*** DATA UNDER STUDY

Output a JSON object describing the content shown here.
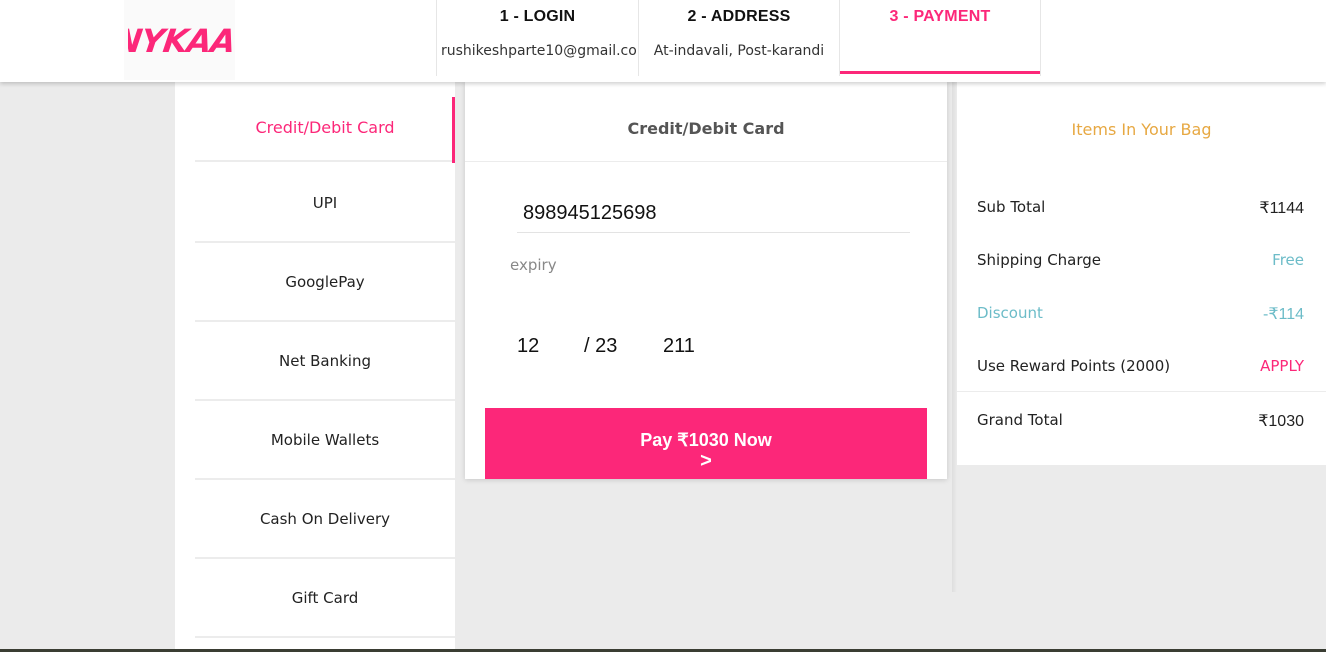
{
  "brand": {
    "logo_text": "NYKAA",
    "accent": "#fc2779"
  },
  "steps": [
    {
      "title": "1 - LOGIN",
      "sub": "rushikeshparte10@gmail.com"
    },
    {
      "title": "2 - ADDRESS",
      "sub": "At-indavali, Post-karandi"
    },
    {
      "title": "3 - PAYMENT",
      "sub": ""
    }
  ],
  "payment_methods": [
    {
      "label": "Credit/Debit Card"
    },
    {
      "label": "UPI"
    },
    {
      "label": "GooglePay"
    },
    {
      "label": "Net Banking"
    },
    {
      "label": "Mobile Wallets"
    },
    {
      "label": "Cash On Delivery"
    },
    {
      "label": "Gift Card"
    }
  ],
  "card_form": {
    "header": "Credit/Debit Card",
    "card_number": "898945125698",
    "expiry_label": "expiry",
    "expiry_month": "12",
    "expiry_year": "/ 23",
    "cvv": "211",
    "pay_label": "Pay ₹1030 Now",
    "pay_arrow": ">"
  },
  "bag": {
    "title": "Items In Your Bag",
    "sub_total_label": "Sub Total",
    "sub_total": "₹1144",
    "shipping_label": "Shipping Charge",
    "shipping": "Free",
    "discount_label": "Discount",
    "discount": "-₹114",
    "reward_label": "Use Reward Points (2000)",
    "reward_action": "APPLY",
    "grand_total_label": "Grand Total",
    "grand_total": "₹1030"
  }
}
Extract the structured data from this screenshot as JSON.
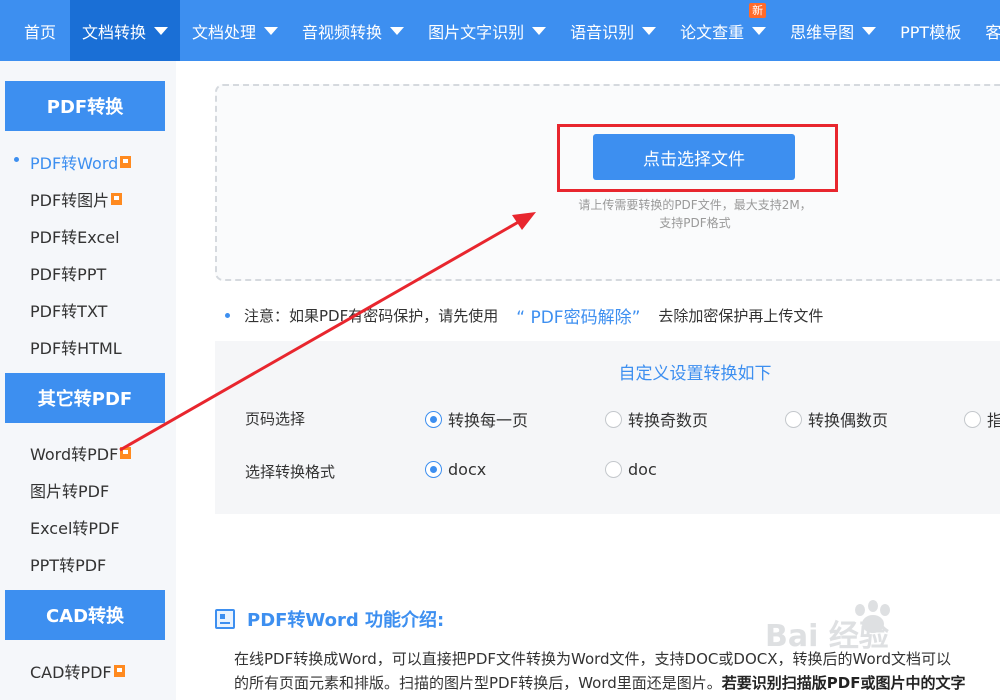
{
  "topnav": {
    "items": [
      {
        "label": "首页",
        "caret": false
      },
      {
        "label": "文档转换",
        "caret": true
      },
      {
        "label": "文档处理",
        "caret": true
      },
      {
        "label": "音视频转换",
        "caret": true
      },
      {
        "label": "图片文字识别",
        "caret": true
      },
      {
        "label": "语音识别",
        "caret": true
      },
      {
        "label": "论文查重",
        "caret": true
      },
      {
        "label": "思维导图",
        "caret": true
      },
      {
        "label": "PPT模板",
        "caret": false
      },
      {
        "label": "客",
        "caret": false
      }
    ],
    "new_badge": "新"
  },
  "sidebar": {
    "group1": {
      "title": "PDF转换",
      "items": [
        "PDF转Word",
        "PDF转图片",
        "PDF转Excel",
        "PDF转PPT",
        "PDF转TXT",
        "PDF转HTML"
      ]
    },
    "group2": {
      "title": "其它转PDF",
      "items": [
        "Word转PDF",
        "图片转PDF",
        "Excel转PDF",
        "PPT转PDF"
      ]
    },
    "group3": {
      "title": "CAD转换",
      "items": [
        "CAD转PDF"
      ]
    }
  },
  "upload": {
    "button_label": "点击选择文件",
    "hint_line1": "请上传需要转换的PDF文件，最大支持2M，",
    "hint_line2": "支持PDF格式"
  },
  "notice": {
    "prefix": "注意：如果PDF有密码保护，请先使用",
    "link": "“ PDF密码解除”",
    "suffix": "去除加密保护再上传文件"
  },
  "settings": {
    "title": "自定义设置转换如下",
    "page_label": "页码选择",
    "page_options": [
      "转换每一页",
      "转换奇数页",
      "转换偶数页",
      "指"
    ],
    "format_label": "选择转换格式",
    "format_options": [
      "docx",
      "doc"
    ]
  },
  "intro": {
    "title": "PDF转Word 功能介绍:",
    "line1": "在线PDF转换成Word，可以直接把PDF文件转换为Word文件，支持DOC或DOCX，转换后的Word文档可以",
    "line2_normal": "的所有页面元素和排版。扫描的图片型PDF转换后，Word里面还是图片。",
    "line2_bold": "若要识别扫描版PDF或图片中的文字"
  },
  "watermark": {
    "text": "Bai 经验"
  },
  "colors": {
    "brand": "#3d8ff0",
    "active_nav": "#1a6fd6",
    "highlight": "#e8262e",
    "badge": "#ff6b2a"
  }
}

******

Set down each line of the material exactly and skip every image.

Output a JSON object describing the content shown here.
{
  "brand": {
    "logo_text": "NYKAA",
    "accent": "#fc2779"
  },
  "steps": [
    {
      "title": "1 - LOGIN",
      "sub": "rushikeshparte10@gmail.com"
    },
    {
      "title": "2 - ADDRESS",
      "sub": "At-indavali, Post-karandi"
    },
    {
      "title": "3 - PAYMENT",
      "sub": ""
    }
  ],
  "payment_methods": [
    {
      "label": "Credit/Debit Card"
    },
    {
      "label": "UPI"
    },
    {
      "label": "GooglePay"
    },
    {
      "label": "Net Banking"
    },
    {
      "label": "Mobile Wallets"
    },
    {
      "label": "Cash On Delivery"
    },
    {
      "label": "Gift Card"
    }
  ],
  "card_form": {
    "header": "Credit/Debit Card",
    "card_number": "898945125698",
    "expiry_label": "expiry",
    "expiry_month": "12",
    "expiry_year": "/ 23",
    "cvv": "211",
    "pay_label": "Pay ₹1030 Now",
    "pay_arrow": ">"
  },
  "bag": {
    "title": "Items In Your Bag",
    "sub_total_label": "Sub Total",
    "sub_total": "₹1144",
    "shipping_label": "Shipping Charge",
    "shipping": "Free",
    "discount_label": "Discount",
    "discount": "-₹114",
    "reward_label": "Use Reward Points (2000)",
    "reward_action": "APPLY",
    "grand_total_label": "Grand Total",
    "grand_total": "₹1030"
  }
}
Extract the structured data from this screenshot as JSON.
{
  "topnav": {
    "items": [
      {
        "label": "首页",
        "caret": false
      },
      {
        "label": "文档转换",
        "caret": true
      },
      {
        "label": "文档处理",
        "caret": true
      },
      {
        "label": "音视频转换",
        "caret": true
      },
      {
        "label": "图片文字识别",
        "caret": true
      },
      {
        "label": "语音识别",
        "caret": true
      },
      {
        "label": "论文查重",
        "caret": true
      },
      {
        "label": "思维导图",
        "caret": true
      },
      {
        "label": "PPT模板",
        "caret": false
      },
      {
        "label": "客",
        "caret": false
      }
    ],
    "new_badge": "新"
  },
  "sidebar": {
    "group1": {
      "title": "PDF转换",
      "items": [
        "PDF转Word",
        "PDF转图片",
        "PDF转Excel",
        "PDF转PPT",
        "PDF转TXT",
        "PDF转HTML"
      ]
    },
    "group2": {
      "title": "其它转PDF",
      "items": [
        "Word转PDF",
        "图片转PDF",
        "Excel转PDF",
        "PPT转PDF"
      ]
    },
    "group3": {
      "title": "CAD转换",
      "items": [
        "CAD转PDF"
      ]
    }
  },
  "upload": {
    "button_label": "点击选择文件",
    "hint_line1": "请上传需要转换的PDF文件，最大支持2M，",
    "hint_line2": "支持PDF格式"
  },
  "notice": {
    "prefix": "注意：如果PDF有密码保护，请先使用",
    "link": "“ PDF密码解除”",
    "suffix": "去除加密保护再上传文件"
  },
  "settings": {
    "title": "自定义设置转换如下",
    "page_label": "页码选择",
    "page_options": [
      "转换每一页",
      "转换奇数页",
      "转换偶数页",
      "指"
    ],
    "format_label": "选择转换格式",
    "format_options": [
      "docx",
      "doc"
    ]
  },
  "intro": {
    "title": "PDF转Word 功能介绍:",
    "line1": "在线PDF转换成Word，可以直接把PDF文件转换为Word文件，支持DOC或DOCX，转换后的Word文档可以",
    "line2_normal": "的所有页面元素和排版。扫描的图片型PDF转换后，Word里面还是图片。",
    "line2_bold": "若要识别扫描版PDF或图片中的文字"
  },
  "watermark": {
    "text": "Bai 经验"
  },
  "colors": {
    "brand": "#3d8ff0",
    "active_nav": "#1a6fd6",
    "highlight": "#e8262e",
    "badge": "#ff6b2a"
  }
}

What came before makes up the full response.